__What you need to do__
Could you repeat the records below exactly, without the pictures?

__Exercise data__

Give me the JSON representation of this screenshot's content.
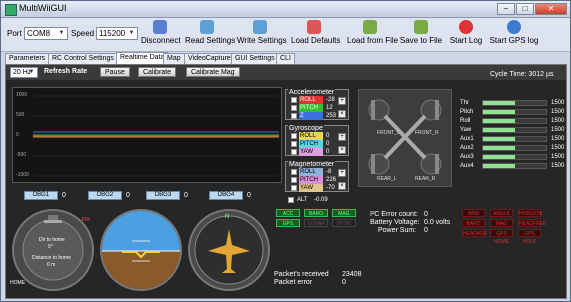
{
  "window": {
    "title": "MultiWiiGUI",
    "min": "–",
    "max": "□",
    "close": "✕"
  },
  "toolbar": {
    "port_label": "Port",
    "port_value": "COM8",
    "speed_label": "Speed",
    "speed_value": "115200",
    "buttons": [
      {
        "label": "Disconnect",
        "icon": "satellite-dish-icon",
        "color": "#5a7fd0"
      },
      {
        "label": "Read Settings",
        "icon": "read-settings-icon",
        "color": "#5da0d6"
      },
      {
        "label": "Write Settings",
        "icon": "write-settings-icon",
        "color": "#5da0d6"
      },
      {
        "label": "Load Defaults",
        "icon": "load-defaults-icon",
        "color": "#d55"
      },
      {
        "label": "Load from File",
        "icon": "file-icon",
        "color": "#7aaa44"
      },
      {
        "label": "Save to File",
        "icon": "file-icon",
        "color": "#7aaa44"
      },
      {
        "label": "Start Log",
        "icon": "record-icon",
        "color": "#d33"
      },
      {
        "label": "Start GPS log",
        "icon": "globe-icon",
        "color": "#3b7bd1"
      }
    ]
  },
  "tabs": [
    {
      "label": "Parameters"
    },
    {
      "label": "RC Control Settings"
    },
    {
      "label": "Realtime Data"
    },
    {
      "label": "Map"
    },
    {
      "label": "VideoCapture"
    },
    {
      "label": "GUI Settings"
    },
    {
      "label": "CLI"
    }
  ],
  "active_tab": "Realtime Data",
  "realtime": {
    "rate_value": "20 Hz",
    "refresh_label": "Refresh Rate",
    "pause_label": "Pause",
    "calibrate_label": "Calibrate",
    "calibrate_mag_label": "Calibrate Mag",
    "cycle_time": "Cycle Time:  3012 µs",
    "graph_ticks": [
      "1000",
      "500",
      "0",
      "-500",
      "-1000"
    ]
  },
  "sensors": {
    "accelerometer": {
      "title": "Accelerometer",
      "rows": [
        {
          "name": "ROLL",
          "value": "-28",
          "color": "#e23131"
        },
        {
          "name": "PITCH",
          "value": "12",
          "color": "#2fbf2f"
        },
        {
          "name": "Z",
          "value": "253",
          "color": "#3c6fe0"
        }
      ]
    },
    "gyroscope": {
      "title": "Gyroscope",
      "rows": [
        {
          "name": "ROLL",
          "value": "0",
          "color": "#e6d84d"
        },
        {
          "name": "PITCH",
          "value": "0",
          "color": "#54d9e1"
        },
        {
          "name": "YAW",
          "value": "0",
          "color": "#d9a1e0"
        }
      ]
    },
    "magnetometer": {
      "title": "Magnetometer",
      "rows": [
        {
          "name": "ROLL",
          "value": "-8",
          "color": "#8fb0d9"
        },
        {
          "name": "PITCH",
          "value": "226",
          "color": "#d98fd9"
        },
        {
          "name": "YAW",
          "value": "-70",
          "color": "#e0c58a"
        }
      ]
    },
    "alt": {
      "label": "ALT",
      "value": "-0.09"
    }
  },
  "motors": {
    "labels": [
      "FRONT_L",
      "FRONT_R",
      "REAR_L",
      "REAR_R"
    ]
  },
  "rc": [
    {
      "name": "Thr",
      "value": "1500",
      "level": 0.5
    },
    {
      "name": "Pitch",
      "value": "1500",
      "level": 0.5
    },
    {
      "name": "Roll",
      "value": "1500",
      "level": 0.5
    },
    {
      "name": "Yaw",
      "value": "1500",
      "level": 0.5
    },
    {
      "name": "Aux1",
      "value": "1500",
      "level": 0.5
    },
    {
      "name": "Aux2",
      "value": "1500",
      "level": 0.5
    },
    {
      "name": "Aux3",
      "value": "1500",
      "level": 0.5
    },
    {
      "name": "Aux4",
      "value": "1500",
      "level": 0.5
    }
  ],
  "debug": [
    {
      "label": "DBG1",
      "value": "0"
    },
    {
      "label": "DBG2",
      "value": "0"
    },
    {
      "label": "DBG3",
      "value": "0"
    },
    {
      "label": "DBG4",
      "value": "0"
    }
  ],
  "gauges": {
    "home_distance_label": "Dir to home",
    "home_dir_value": "0°",
    "distance_label": "Distance to home",
    "distance_value": "0 m",
    "home_label": "HOME",
    "fix_label": "FIX",
    "compass_north": "N"
  },
  "status_leds": [
    {
      "label": "ACC",
      "on": true
    },
    {
      "label": "BARO",
      "on": true
    },
    {
      "label": "MAG",
      "on": true
    },
    {
      "label": "GPS",
      "on": true
    },
    {
      "label": "SONAR",
      "on": false
    },
    {
      "label": "OPTIC",
      "on": false
    }
  ],
  "stats": {
    "i2c_error_label": "I²C Error count:",
    "i2c_error_value": "0",
    "battery_label": "Battery Voltage:",
    "battery_value": "0.0 volts",
    "power_label": "Power Sum:",
    "power_value": "0",
    "packet_received_label": "Packet's received",
    "packet_received_value": "23408",
    "packet_error_label": "Packet error",
    "packet_error_value": "0"
  },
  "flight_modes": [
    "ARM",
    "ANGLE",
    "HORIZON",
    "BARO",
    "MAG",
    "HEADFREE",
    "HEADADJ",
    "GPS HOME",
    "GPS HOLD"
  ]
}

__Task response__
Give me the JSON representation of this screenshot's content.
{
  "window": {
    "title": "MultiWiiGUI",
    "min": "–",
    "max": "□",
    "close": "✕"
  },
  "toolbar": {
    "port_label": "Port",
    "port_value": "COM8",
    "speed_label": "Speed",
    "speed_value": "115200",
    "buttons": [
      {
        "label": "Disconnect",
        "icon": "satellite-dish-icon",
        "color": "#5a7fd0"
      },
      {
        "label": "Read Settings",
        "icon": "read-settings-icon",
        "color": "#5da0d6"
      },
      {
        "label": "Write Settings",
        "icon": "write-settings-icon",
        "color": "#5da0d6"
      },
      {
        "label": "Load Defaults",
        "icon": "load-defaults-icon",
        "color": "#d55"
      },
      {
        "label": "Load from File",
        "icon": "file-icon",
        "color": "#7aaa44"
      },
      {
        "label": "Save to File",
        "icon": "file-icon",
        "color": "#7aaa44"
      },
      {
        "label": "Start Log",
        "icon": "record-icon",
        "color": "#d33"
      },
      {
        "label": "Start GPS log",
        "icon": "globe-icon",
        "color": "#3b7bd1"
      }
    ]
  },
  "tabs": [
    {
      "label": "Parameters"
    },
    {
      "label": "RC Control Settings"
    },
    {
      "label": "Realtime Data"
    },
    {
      "label": "Map"
    },
    {
      "label": "VideoCapture"
    },
    {
      "label": "GUI Settings"
    },
    {
      "label": "CLI"
    }
  ],
  "active_tab": "Realtime Data",
  "realtime": {
    "rate_value": "20 Hz",
    "refresh_label": "Refresh Rate",
    "pause_label": "Pause",
    "calibrate_label": "Calibrate",
    "calibrate_mag_label": "Calibrate Mag",
    "cycle_time": "Cycle Time:  3012 µs",
    "graph_ticks": [
      "1000",
      "500",
      "0",
      "-500",
      "-1000"
    ]
  },
  "sensors": {
    "accelerometer": {
      "title": "Accelerometer",
      "rows": [
        {
          "name": "ROLL",
          "value": "-28",
          "color": "#e23131"
        },
        {
          "name": "PITCH",
          "value": "12",
          "color": "#2fbf2f"
        },
        {
          "name": "Z",
          "value": "253",
          "color": "#3c6fe0"
        }
      ]
    },
    "gyroscope": {
      "title": "Gyroscope",
      "rows": [
        {
          "name": "ROLL",
          "value": "0",
          "color": "#e6d84d"
        },
        {
          "name": "PITCH",
          "value": "0",
          "color": "#54d9e1"
        },
        {
          "name": "YAW",
          "value": "0",
          "color": "#d9a1e0"
        }
      ]
    },
    "magnetometer": {
      "title": "Magnetometer",
      "rows": [
        {
          "name": "ROLL",
          "value": "-8",
          "color": "#8fb0d9"
        },
        {
          "name": "PITCH",
          "value": "226",
          "color": "#d98fd9"
        },
        {
          "name": "YAW",
          "value": "-70",
          "color": "#e0c58a"
        }
      ]
    },
    "alt": {
      "label": "ALT",
      "value": "-0.09"
    }
  },
  "motors": {
    "labels": [
      "FRONT_L",
      "FRONT_R",
      "REAR_L",
      "REAR_R"
    ]
  },
  "rc": [
    {
      "name": "Thr",
      "value": "1500",
      "level": 0.5
    },
    {
      "name": "Pitch",
      "value": "1500",
      "level": 0.5
    },
    {
      "name": "Roll",
      "value": "1500",
      "level": 0.5
    },
    {
      "name": "Yaw",
      "value": "1500",
      "level": 0.5
    },
    {
      "name": "Aux1",
      "value": "1500",
      "level": 0.5
    },
    {
      "name": "Aux2",
      "value": "1500",
      "level": 0.5
    },
    {
      "name": "Aux3",
      "value": "1500",
      "level": 0.5
    },
    {
      "name": "Aux4",
      "value": "1500",
      "level": 0.5
    }
  ],
  "debug": [
    {
      "label": "DBG1",
      "value": "0"
    },
    {
      "label": "DBG2",
      "value": "0"
    },
    {
      "label": "DBG3",
      "value": "0"
    },
    {
      "label": "DBG4",
      "value": "0"
    }
  ],
  "gauges": {
    "home_distance_label": "Dir to home",
    "home_dir_value": "0°",
    "distance_label": "Distance to home",
    "distance_value": "0 m",
    "home_label": "HOME",
    "fix_label": "FIX",
    "compass_north": "N"
  },
  "status_leds": [
    {
      "label": "ACC",
      "on": true
    },
    {
      "label": "BARO",
      "on": true
    },
    {
      "label": "MAG",
      "on": true
    },
    {
      "label": "GPS",
      "on": true
    },
    {
      "label": "SONAR",
      "on": false
    },
    {
      "label": "OPTIC",
      "on": false
    }
  ],
  "stats": {
    "i2c_error_label": "I²C Error count:",
    "i2c_error_value": "0",
    "battery_label": "Battery Voltage:",
    "battery_value": "0.0 volts",
    "power_label": "Power Sum:",
    "power_value": "0",
    "packet_received_label": "Packet's received",
    "packet_received_value": "23408",
    "packet_error_label": "Packet error",
    "packet_error_value": "0"
  },
  "flight_modes": [
    "ARM",
    "ANGLE",
    "HORIZON",
    "BARO",
    "MAG",
    "HEADFREE",
    "HEADADJ",
    "GPS HOME",
    "GPS HOLD"
  ]
}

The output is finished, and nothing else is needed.